Nov 29, 2023 4:00 AM ET

November 29, 2023 /3BL/ - The world won’t meet its sustainability goals without addressing gender issues – and sustainability standards and similar systems have an important role to play. That was the message from a recent session at India and Sustainability Standards 2023 conference exploring the challenges and opportunities for sustainability systems to contribute to gender equality in supply chains, hosted by ISEAL and CGIAR Initiative on Gender Equality.

Gender equality is one of the UN Sustainable Development Goals for 2030, and is crucial to achieving many of the other goals, from eradicating poverty and hunger, to decent work and economic growth, peace and justice. Yet at current rates of progress, it will take up to 140 years for women to be represented equally in positions of power and leadership in the workplace, while progress on some indicators has gone into reverse following the Covid-19 pandemic.

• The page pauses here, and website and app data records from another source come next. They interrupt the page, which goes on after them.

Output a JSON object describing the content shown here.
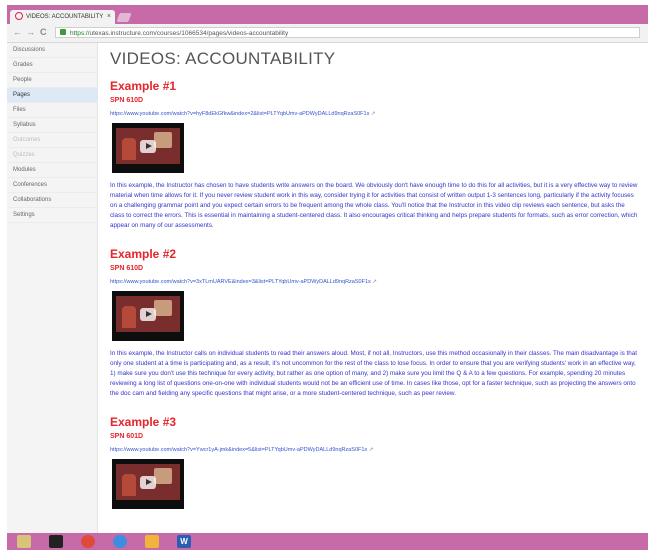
{
  "browser": {
    "tab_title": "VIDEOS: ACCOUNTABILITY",
    "tab_close": "×",
    "url_scheme": "https://",
    "url_rest": "utexas.instructure.com/courses/1066534/pages/videos-accountability",
    "back": "←",
    "forward": "→",
    "reload": "C"
  },
  "sidebar": {
    "items": [
      {
        "label": "Discussions",
        "state": "normal"
      },
      {
        "label": "Grades",
        "state": "normal"
      },
      {
        "label": "People",
        "state": "normal"
      },
      {
        "label": "Pages",
        "state": "active"
      },
      {
        "label": "Files",
        "state": "normal"
      },
      {
        "label": "Syllabus",
        "state": "normal"
      },
      {
        "label": "Outcomes",
        "state": "dim"
      },
      {
        "label": "Quizzes",
        "state": "dim"
      },
      {
        "label": "Modules",
        "state": "normal"
      },
      {
        "label": "Conferences",
        "state": "normal"
      },
      {
        "label": "Collaborations",
        "state": "normal"
      },
      {
        "label": "Settings",
        "state": "normal"
      }
    ]
  },
  "page": {
    "title": "VIDEOS: ACCOUNTABILITY",
    "examples": [
      {
        "heading": "Example #1",
        "code": "SPN 610D",
        "link": "https://www.youtube.com/watch?v=hyF8dEkGfkw&index=2&list=PLTYqbUmv-aPDWyDALLd9nqRzaS0F1s",
        "description": "In this example, the Instructor has chosen to have students write answers on the board. We obviously don't have enough time to do this for all activities, but it is a very effective way to review material when time allows for it. If you never review student work in this way, consider trying it for activities that consist of written output 1-3 sentences long, particularly if the activity focuses on a challenging grammar point and you expect certain errors to be frequent among the whole class. You'll notice that the Instructor in this video clip reviews each sentence, but asks the class to correct the errors. This is essential in maintaining a student-centered class. It also encourages critical thinking and helps prepare students for formats, such as error correction, which appear on many of our assessments."
      },
      {
        "heading": "Example #2",
        "code": "SPN 610D",
        "link": "https://www.youtube.com/watch?v=3xTLmUARVE&index=3&list=PLTYqbUmv-aPDWyDALLd9nqRzaS0F1s",
        "description": "In this example, the Instructor calls on individual students to read their answers aloud. Most, if not all, Instructors, use this method occasionally in their classes. The main disadvantage is that only one student at a time is participating and, as a result, it's not uncommon for the rest of the class to lose focus. In order to ensure that you are verifying students' work in an effective way, 1) make sure you don't use this technique for every activity, but rather as one option of many, and 2) make sure you limit the Q & A to a few questions. For example, spending 20 minutes reviewing a long list of questions one-on-one with individual students would not be an efficient use of time. In cases like those, opt for a faster technique, such as projecting the answers onto the doc cam and fielding any specific questions that might arise, or a more student-centered technique, such as peer review."
      },
      {
        "heading": "Example #3",
        "code": "SPN 601D",
        "link": "https://www.youtube.com/watch?v=Ywcr1yA-jmk&index=5&list=PLTYqbUmv-aPDWyDALLd9nqRzaS0F1s",
        "description": ""
      }
    ]
  },
  "taskbar": {
    "icons": [
      "file-explorer-icon",
      "media-icon",
      "chrome-icon",
      "internet-explorer-icon",
      "folder-icon",
      "word-icon"
    ],
    "word_letter": "W"
  },
  "colors": {
    "accent_pink": "#c76aa8",
    "heading_red": "#e8232a",
    "body_blue": "#3333cc",
    "link_blue": "#3355cc"
  }
}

There is also a clear business case for tackling gender inequities. Studies show that businesses that support women workers and improve conditions for women throughout their supply chains benefit from improved health and safety, ethical and legal compliance, strengthened staff motivation and improved productivity.

The session heard how sustainability systems such as the Rainforest Alliance and Better Cotton are seeking to address gender issues within their standards, projects, collaborations and monitoring. It also heard from the Anker Research Institute on how women’s specific needs are incorporated into methodologies for calculating living wage benchmarks.

Sustainability systems can raise the bar on what’s expected of companies and their supply chains in many areas, and gender is no exception. Dr. Madhuri Nanda, Director South Asia, Rainforest Alliance, highlighted the importance of working with companies and communities to assess and address the most important issues. Collecting data to identify gender gaps and needs is an important first step to addressing them, she added.

Vidyun Rathore from Better Cotton explained how the previous version of its standard addressed gender equality in terms of fair wages and labour rights, but that its newly updated standard makes gender a cross-cutting priority. Better Cotton has also previously worked with Care International to develop and pilot a women’s empowerment composite indicator for the Delta Framework, which she believes could be incorporated into sustainability standards and certification schemes.

Dr. Nidhi Kaicker, who has conducted research for the Anker Research Institute, also highlighted the importance of collecting disaggregated data to better understand gender pay gaps. Sustainability systems that want to support equitable living incomes need to take account of issues such as differences in the type of work done by men and women, and the higher burden of unpaid care work that typically falls on women.

Participants stressed that addressing structural and cultural barriers to gender equality is a long-term process, and that behaviour change takes time. Nevertheless, there is a great deal of work already being done in this area that sustainability systems can build on. Ultimately, multiple actors – including businesses, governments, NGOs and researchers – need to work together collectively to achieve gender equality in supply chains.

ISEAL and CGIAR are working together to explore challenges, opportunities and best practices for sustainability systems to advance gender equality in supply chains and agrifood systems. To find out more, click here.


  • ISEAL is the global membership organisation for ambitious, collaborative and transparent sustainability systems. ISEAL is driving collective efforts to tackle the most pressing sustainability issues and create a world where markets are a force for good. ISEAL supports sustainability systems and their partners in delivering solutions to critical global challenges, so that companies and governments can meet their sustainability commitments and the UN Sustainable Development Goals. ISEAL drives improvement by defining credible practice; convening forums for collaboration, sharing of experience, and collective action; delivering expertise, advice and training; and facilitating and promoting innovation to strengthen sustainability systems.
  • The CGIAR HER+ Gender Equality Research Initiative is designed to address challenges to gender equality in agrifood systems in times of climate change. The Initiative aims to use impactful gender research to address four dimensions of gender inequality by applying gender-transformative approaches to harmful norms, bundling socio-technical innovations for women’s empowerment, leveraging social protection to increase women’s access to and control over resources, and promoting inclusive governance and policies for increased resilience. The research is supported by funders through their contributions to the CGIAR Trust Fund.